Some of the people pushing English as the official language of the United States barely can speak it themselves.  I am especially upset about the trend over about the last 10 years of what I call “pronoun confusion.”  I refer to this kind of statement:

“John drove Mary and I to the mall.”

Argggggggh!  Who would ever say:

“John drove I to the mall.” ????

But adding the “Mary and” to the above makes it correct?  No way!  The word is “me” as in:

“John drove Mary and me to the mall”


“John drove me to the mall.”

Goodness gracious, how many people talk like that now?  I have heard people in all walks of life use “I” in this way, including Barack Obama, Joe Scarborough, Keith Olbermann, and every news-bimbo at Fox News.  Actually the more conservative, older commentators, such as Pat Buchanan, and even Brit Hume (at Fox) wouldn’t be caught dead making such a mistake.  It’s the younger folk, subjected to a generation of teachers who themselves speak that way and know nothing about grammar who are the worst offenders.

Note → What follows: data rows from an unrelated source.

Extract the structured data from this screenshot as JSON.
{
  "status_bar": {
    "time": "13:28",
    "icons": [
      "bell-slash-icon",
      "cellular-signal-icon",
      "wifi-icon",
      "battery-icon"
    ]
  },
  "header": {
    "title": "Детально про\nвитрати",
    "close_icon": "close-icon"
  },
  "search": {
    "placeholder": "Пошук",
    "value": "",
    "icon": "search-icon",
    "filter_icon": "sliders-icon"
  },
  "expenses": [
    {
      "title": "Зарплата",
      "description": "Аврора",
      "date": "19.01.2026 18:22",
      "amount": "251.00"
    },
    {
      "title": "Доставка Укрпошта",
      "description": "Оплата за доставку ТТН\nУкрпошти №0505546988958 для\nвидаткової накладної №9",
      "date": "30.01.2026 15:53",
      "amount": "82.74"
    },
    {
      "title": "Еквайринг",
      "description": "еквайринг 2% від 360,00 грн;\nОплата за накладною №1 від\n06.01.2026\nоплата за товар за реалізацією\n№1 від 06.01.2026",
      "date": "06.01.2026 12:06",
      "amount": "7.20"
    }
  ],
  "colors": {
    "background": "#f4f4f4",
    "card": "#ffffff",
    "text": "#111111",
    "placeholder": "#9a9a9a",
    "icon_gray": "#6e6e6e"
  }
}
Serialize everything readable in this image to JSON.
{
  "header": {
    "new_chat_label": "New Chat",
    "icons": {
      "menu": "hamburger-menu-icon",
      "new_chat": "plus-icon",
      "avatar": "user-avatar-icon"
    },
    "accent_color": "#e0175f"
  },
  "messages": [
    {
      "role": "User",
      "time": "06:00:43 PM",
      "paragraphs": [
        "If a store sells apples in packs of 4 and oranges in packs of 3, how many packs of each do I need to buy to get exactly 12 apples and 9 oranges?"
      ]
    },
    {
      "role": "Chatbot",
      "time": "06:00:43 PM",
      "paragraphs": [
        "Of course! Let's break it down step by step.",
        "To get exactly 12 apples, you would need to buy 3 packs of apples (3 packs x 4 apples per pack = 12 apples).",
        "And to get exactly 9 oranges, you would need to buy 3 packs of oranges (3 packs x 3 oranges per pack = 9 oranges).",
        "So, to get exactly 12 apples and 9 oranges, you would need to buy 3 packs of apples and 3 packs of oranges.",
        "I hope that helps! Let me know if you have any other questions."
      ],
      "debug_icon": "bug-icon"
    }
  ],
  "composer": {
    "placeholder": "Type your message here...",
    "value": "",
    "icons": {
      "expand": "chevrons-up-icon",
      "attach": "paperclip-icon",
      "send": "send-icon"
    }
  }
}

How this got started I have no idea.  I suspect it has some tortured relationship to the fact that the verb “to be” takes the nominative case, so that “It is I” is correct and “It is me” is wrong, despite the fact everyone uses the latter form nowadays.  This has been turned around so that the “I” becomes the object of other verbs, I guess in a bizarre attempt to sound correct.  (Despite this, still no one says “It is I.”)  I live in Kentucky, so you are probably thinking that this is probably the least of the grammatical problems I should be worrying about.  (How about “It ain’t took yet?”)  But the “I” for “me” thing is said on TV all the time by people who should know better, and falls into a small category of commong errors (such as “drug” for “dragged,” “snuck” for “sneaked”) that I know will eventually spell the end of our language.  Will our great-grandchildren speak Pidgin English?

Regarding the English-only fans, most Europeans speak better English than Americans, and maybe if we all learned a second language we’d get a little smarter??  If you search for “Americans are stupid” on YouTube and watch the videos, you’ll see that we definitely need to do something.